Many people know of Martin Luther King, Jr., as a champion of nonviolence. This was not new to African American churches.
William D. Watley said King’s theological and ethical perspective, including the belief in nonviolence, “was founded on the bedrock of black religion and then shaped by his formal theological education.”
King’s first speech of the Montgomery bus boycott illustrates that the principle he espoused was not rooted in a secular or non-Christian philosophy. He did not use the word “nonviolence” in the speech, but he eschewed violence from of distinctly Christian perspective. King said:
And I want to say that we are not here advocating violence. I want it to be known throughout Montgomery and throughout this nation that we are Christian people. We believe in the Christian religion. We believe in the teachings of Jesus.

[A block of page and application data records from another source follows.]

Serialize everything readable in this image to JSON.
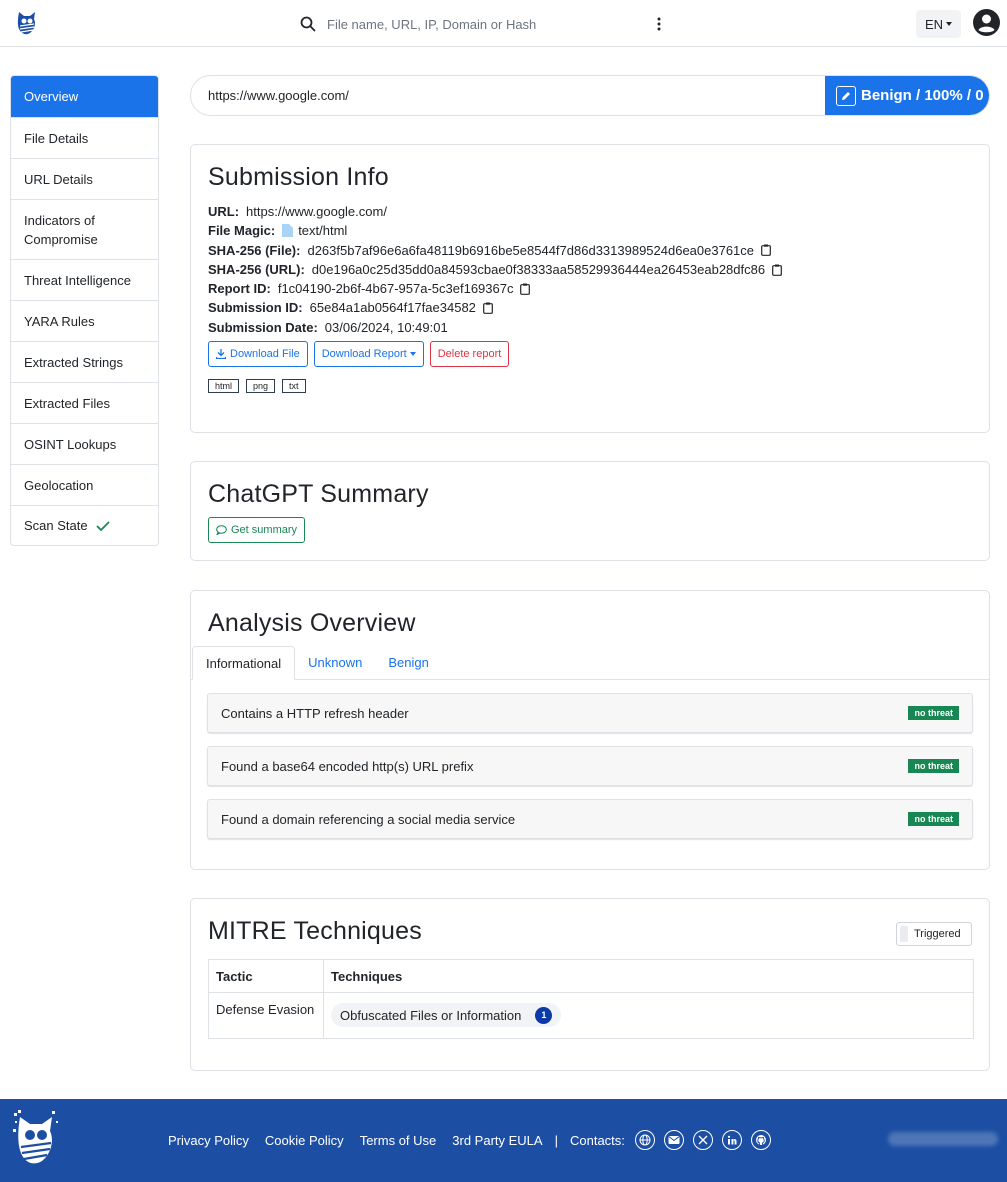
{
  "topnav": {
    "search_placeholder": "File name, URL, IP, Domain or Hash",
    "lang_label": "EN"
  },
  "sidebar": {
    "items": [
      {
        "label": "Overview",
        "active": true
      },
      {
        "label": "File Details"
      },
      {
        "label": "URL Details"
      },
      {
        "label": "Indicators of Compromise"
      },
      {
        "label": "Threat Intelligence"
      },
      {
        "label": "YARA Rules"
      },
      {
        "label": "Extracted Strings"
      },
      {
        "label": "Extracted Files"
      },
      {
        "label": "OSINT Lookups"
      },
      {
        "label": "Geolocation"
      },
      {
        "label": "Scan State"
      }
    ]
  },
  "urlbar": {
    "url": "https://www.google.com/",
    "verdict": "Benign / 100% / 0"
  },
  "submission": {
    "title": "Submission Info",
    "url_key": "URL:",
    "url_value": "https://www.google.com/",
    "magic_key": "File Magic:",
    "magic_value": "text/html",
    "sha_file_key": "SHA-256 (File):",
    "sha_file_value": "d263f5b7af96e6a6fa48119b6916be5e8544f7d86d3313989524d6ea0e3761ce",
    "sha_url_key": "SHA-256 (URL):",
    "sha_url_value": "d0e196a0c25d35dd0a84593cbae0f38333aa58529936444ea26453eab28dfc86",
    "report_key": "Report ID:",
    "report_value": "f1c04190-2b6f-4b67-957a-5c3ef169367c",
    "subid_key": "Submission ID:",
    "subid_value": "65e84a1ab0564f17fae34582",
    "date_key": "Submission Date:",
    "date_value": "03/06/2024, 10:49:01",
    "download_file": "Download File",
    "download_report": "Download Report",
    "delete_report": "Delete report",
    "tags": [
      "html",
      "png",
      "txt"
    ]
  },
  "chatgpt": {
    "title": "ChatGPT Summary",
    "button": "Get summary"
  },
  "analysis": {
    "title": "Analysis Overview",
    "tabs": [
      "Informational",
      "Unknown",
      "Benign"
    ],
    "signatures": [
      {
        "text": "Contains a HTTP refresh header",
        "badge": "no threat"
      },
      {
        "text": "Found a base64 encoded http(s) URL prefix",
        "badge": "no threat"
      },
      {
        "text": "Found a domain referencing a social media service",
        "badge": "no threat"
      }
    ]
  },
  "mitre": {
    "title": "MITRE Techniques",
    "toggle": "Triggered",
    "col_tactic": "Tactic",
    "col_techniques": "Techniques",
    "rows": [
      {
        "tactic": "Defense Evasion",
        "technique": "Obfuscated Files or Information",
        "count": "1"
      }
    ]
  },
  "footer": {
    "links": [
      "Privacy Policy",
      "Cookie Policy",
      "Terms of Use",
      "3rd Party EULA"
    ],
    "separator": "|",
    "contacts": "Contacts:",
    "social_icons": [
      "globe-icon",
      "mail-icon",
      "x-icon",
      "linkedin-icon",
      "github-icon"
    ]
  },
  "colors": {
    "primary": "#1a73e8",
    "footer_bg": "#1c4fa3",
    "success": "#198754",
    "danger": "#dc3545"
  }
}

King biographer David J. Garrow said: “There are no references to nonviolence, to Gandhi or Thoreau, or to any abstract intellectual traditions,” in the first boycott speech. “Instead, King’s stress is upon the Christian — the Christian Mrs. Parks, the Christian people of Montgomery, the Christian religion and faith.”
King eventually set forth six “basic aspects” of the philosophy of nonviolence in his book, Stride Toward Freedom, about the boycott.
1) Nonviolent resistance is “not a method for cowards; it does resist.”
2) It “does not seek to defeat or humiliate the opponent, but to win his friendship and understanding.”
3) The “attack is directed against forces of evil rather than against persons who happen to be doing the evil.”
4) Nonviolent resistance includes a “willingness to accept suffering without retaliation, to accept blows from the opponent without striking back.”
5) It “avoids not only external physical violence but also internal violence of spirit. The nonviolent resister not only refuses to shoot his opponent but he also refuses to hate him.”
6) It is “based on the conviction that the universe is on the side of justice. Consequently, the believer in nonviolence has deep faith in the future.”
King honed his ethic of nonviolence through the various crises of the civil rights movement — Montgomery, Albany, Birmingham, and Selma. The nonviolent nature of King’s efforts also helped gain support for the movement among whites. Peter J. Paris wrote:
While the Martin Luther King, Jr., movement sought white financial support throughout its history, his was the first mass movement among blacks that succeeded in getting large numbers of whites (especially church people) existentially involved as participants for racial justice in the activities of direct nonviolent resistance.
(This post originally appeared on the Texas Baptists web site.)